Dataset records:
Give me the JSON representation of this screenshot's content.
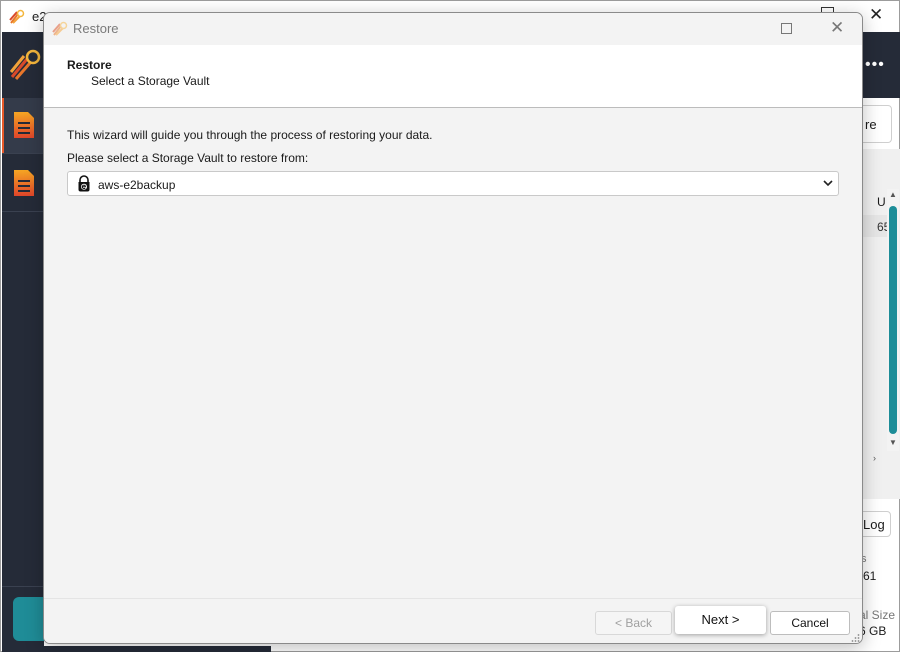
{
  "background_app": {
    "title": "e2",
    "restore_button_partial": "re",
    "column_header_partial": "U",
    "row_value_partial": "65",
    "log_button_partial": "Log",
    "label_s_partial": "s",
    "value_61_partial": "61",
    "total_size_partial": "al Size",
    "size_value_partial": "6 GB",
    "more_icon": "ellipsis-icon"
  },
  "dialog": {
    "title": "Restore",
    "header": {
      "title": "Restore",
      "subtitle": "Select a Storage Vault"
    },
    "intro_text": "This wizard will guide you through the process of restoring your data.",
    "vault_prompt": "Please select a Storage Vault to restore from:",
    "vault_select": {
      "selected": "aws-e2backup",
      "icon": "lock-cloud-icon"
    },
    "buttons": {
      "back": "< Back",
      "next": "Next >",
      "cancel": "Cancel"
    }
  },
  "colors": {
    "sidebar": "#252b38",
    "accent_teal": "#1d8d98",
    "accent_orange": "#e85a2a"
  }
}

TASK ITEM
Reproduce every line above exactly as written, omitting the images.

SOLUTION FOR THIS PROBLEM
Give me the JSON representation of this screenshot's content.
{
  "background_app": {
    "title": "e2",
    "restore_button_partial": "re",
    "column_header_partial": "U",
    "row_value_partial": "65",
    "log_button_partial": "Log",
    "label_s_partial": "s",
    "value_61_partial": "61",
    "total_size_partial": "al Size",
    "size_value_partial": "6 GB",
    "more_icon": "ellipsis-icon"
  },
  "dialog": {
    "title": "Restore",
    "header": {
      "title": "Restore",
      "subtitle": "Select a Storage Vault"
    },
    "intro_text": "This wizard will guide you through the process of restoring your data.",
    "vault_prompt": "Please select a Storage Vault to restore from:",
    "vault_select": {
      "selected": "aws-e2backup",
      "icon": "lock-cloud-icon"
    },
    "buttons": {
      "back": "< Back",
      "next": "Next >",
      "cancel": "Cancel"
    }
  },
  "colors": {
    "sidebar": "#252b38",
    "accent_teal": "#1d8d98",
    "accent_orange": "#e85a2a"
  }
}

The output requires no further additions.